You would think that the White House can ease up a bit right now when it comes to dealing with U.S. Latino voters, especially after last weekend’s announcement by President Obama to delay immigration relief because (and there is no other way to put this) Democrats are just afraid of Republicans right now. But such is politics, and what better way to calm the frustrations and anger of many U.S. Latino voters with a proclamation for Hispandering (sorry, Hispanic) Heritage Month celebrating the accomplishments of U.S. Latinos, right? Because, the White House wouldn’t think to rub a little more salt in the wound, right?
It started promising…
In these accomplishments, we recognize that when we lift up the Hispanic community, we strengthen our Nation; when we create more ladders of opportunity, we provide the chance for all Americans to reach their greatest potential. My Administration is committed to supporting and fighting for policies that help Hispanics succeed. We are investing in programs that better prepare students and workers for today’s economy, continuing to address disparities in health care, and pushing initiatives that grow our middle class.
Then it transitioned to this:
Reforming our immigration system remains crucial for our economic future. When workers educated in America are unable to stay and innovate here, we are deprived of their full contributions, and when immigrants have to labor in the shadows, they often earn unfair wages and their families and our economy suffer. That is why I continue to call on the Congress to enact comprehensive immigration reform, and why I am determined to address our broken immigration system through executive action in a way that is sustainable and effective, and within the confines of the law.

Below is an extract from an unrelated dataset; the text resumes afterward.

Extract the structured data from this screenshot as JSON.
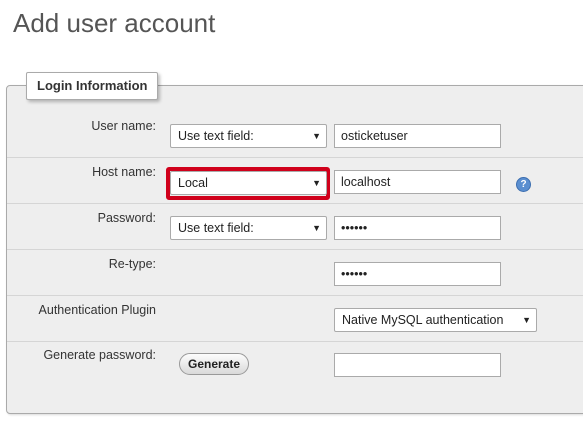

After that, it concluded:
America has always drawn its strength from the contributions of a diverse people. Throughout our Nation, Hispanics are advancing our economy, improving our communities, and bettering our country. During National Hispanic Heritage Month, let us renew our commitment to ensuring ours remains a society where the talents and potential of all its members can be fully realized.
Interestingly enough, the editors in us feel that immigration paragraph just came out of nowhere. As if it HAD to be inserted to quell the anger. In fact, it wasn’t really needed in such a flowery proclamation. Yet, it “went there” and at a time when we were starting to get over last weekend’s news and beginning to look at it more rationally (BTW, many were pissed), this proclamation gets released tonight. It doesn’t have to always be about immigration (just as we were about to drink some vodka margaritas), and the White House should be wise to not bang that constant message right now. Voters are feeling a bit fragile and used.

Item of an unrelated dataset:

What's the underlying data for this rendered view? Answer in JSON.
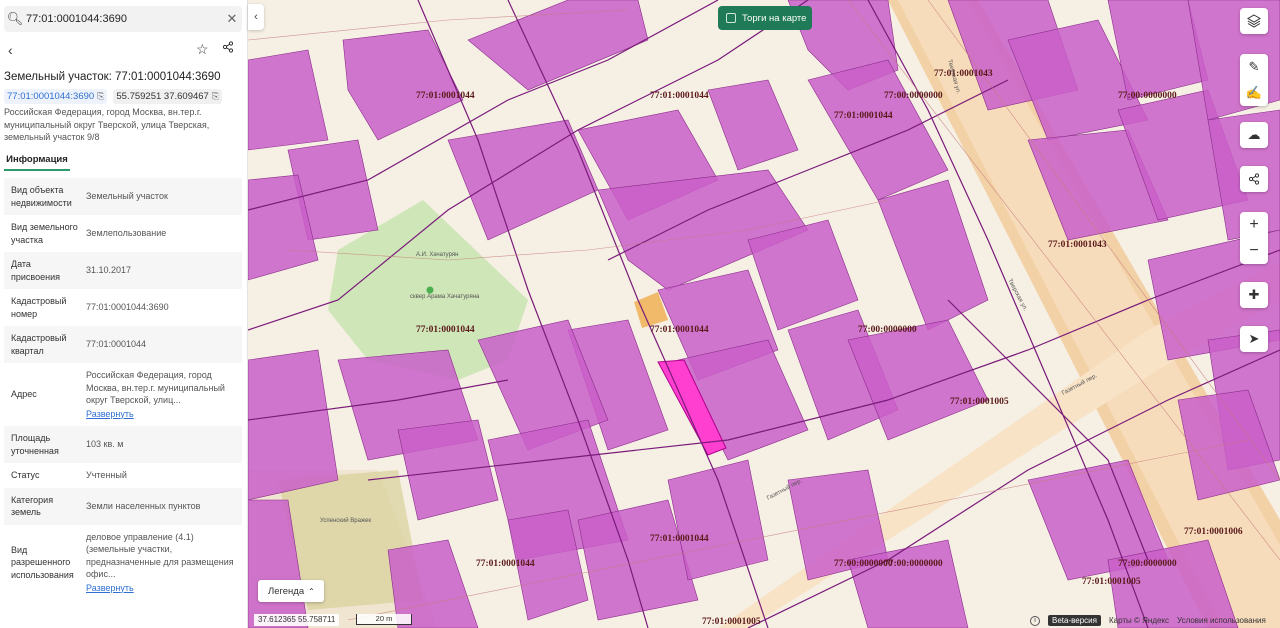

Why does it no longer surprise us? It’s like the White House knows U.S. Latinos have no other alternative.
Pass us some more spicy non-dairy creamer, please.